The notion of viability for small businesses will keep coming up again and again as we get closer to the Affordable Care Act beginning to take effect. How do you hammer home the president’s message on the legislation, perhaps for businesses who are worried about being able to afford coverage?
Well, the Affordable Care Act should make it easier for small businesses to thrive. If they’re below a certain threshold they’re not required to provide health insurance. The goal is to make sure people can participate in exchanges that will provide affordable health care. The Affordable Care Act also provides a tax credit that helps small businesses provide health care insurance. Oftentimes, owners of small businesses want to provide health insurance to their employees, but they simply can’t afford it. They’re choosing between hiring that extra employee or providing health insurance, and now under the Affordable Care Act they get a tax credit which will help them afford health insurance. So the Affordable Care Act should be helpful to small businesses, not hurtful. We want them to thrive and we also want their employees to be able to have access to affordable, high quality health insurance. We think the Affordable Care Act accomplishes both.
I personally talk to young African American entrepreneurs every day who want success more than anything and strive for it daily. What’s yours and the White House’s message to those hungry young entrepreneurs striving to make it? And had you taken a path toward owning a small business, what might it be?
Well I’ll start on your second part first, which is never give up on your dreams. Dreams are often not easy to materialize. You have to be persistent and determined and you have to be able to take rejection, but keep right on trying. The characteristics I’ve seen in small businesses that are successful were where the owners wouldn’t give up. You just have to have that gut sense that your idea is a good idea and trust your instincts and follow that dream relentlessly. I know a lot of people that start off and when the going gets tough they give up. You can’t give up on your dreams, you have to stay committed to them.
I’ve always wanted to have a restaurant. I thought it would be very cool to have a restaurant in the neighborhood where I live so all my friends and family could come. I love to cook. I thought it would just be a lovely experience that I could share with my neighborhood. And who knows? Maybe one day I’ll have that restaurant. Since I was very young child I thought it would be fun to have a restaurant. I took a different course and I’ve never regretted that I didn’t pursue that dream, but I can tell you I recall very vividly that that’s the one thing I always wanted to do, so maybe one day I will.

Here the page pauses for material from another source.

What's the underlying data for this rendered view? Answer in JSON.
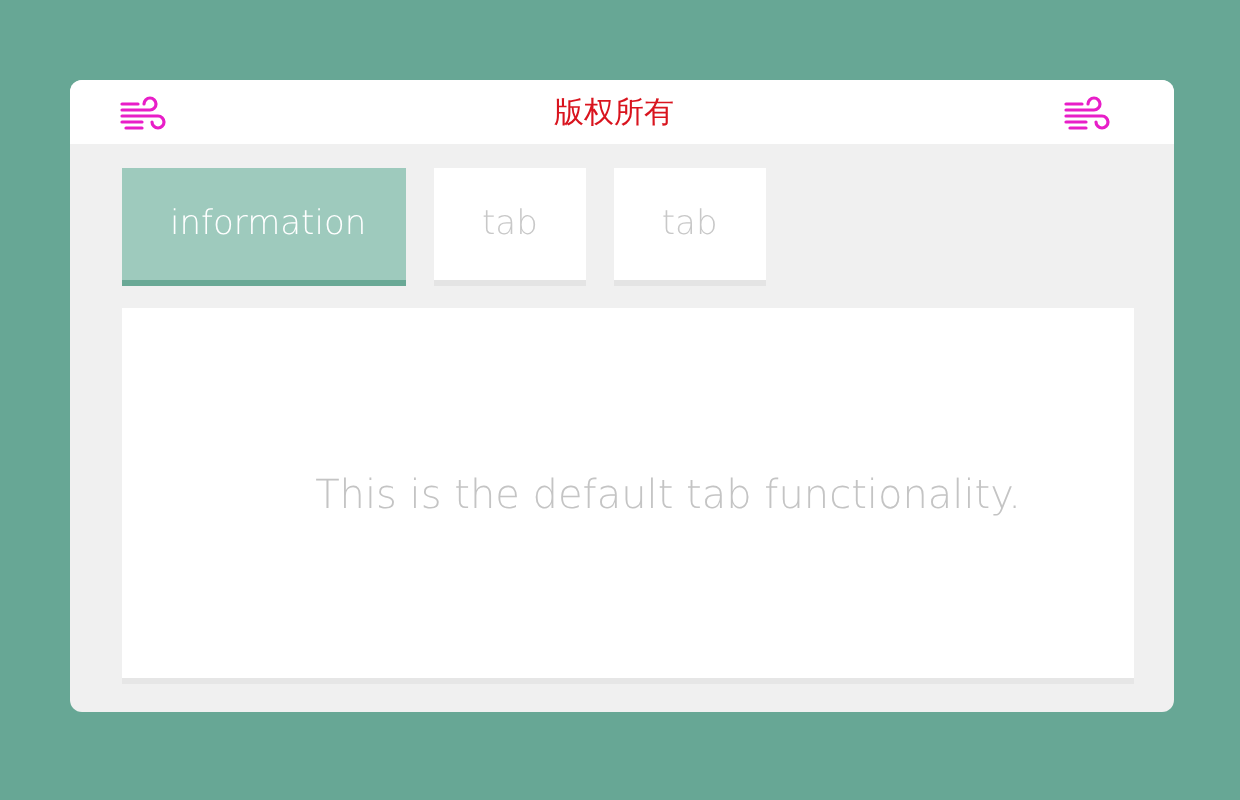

But I think that all too often we give up on our dreams prematurely. So I encourage everybody to never give up on your dream. For those small business ideas that people have — there’s nothing more frustrating than when you have an idea — then you see somebody else who had the same idea — but the difference is that they pursued it and turned it into a business. And you go, ‘I thought about that, why didn’t I do that?’ So I just encourage people to take that leap of faith. Do your due diligence. Make sure you’re not taking on more risk than you can afford, but believe in yourself. And follow those dreams.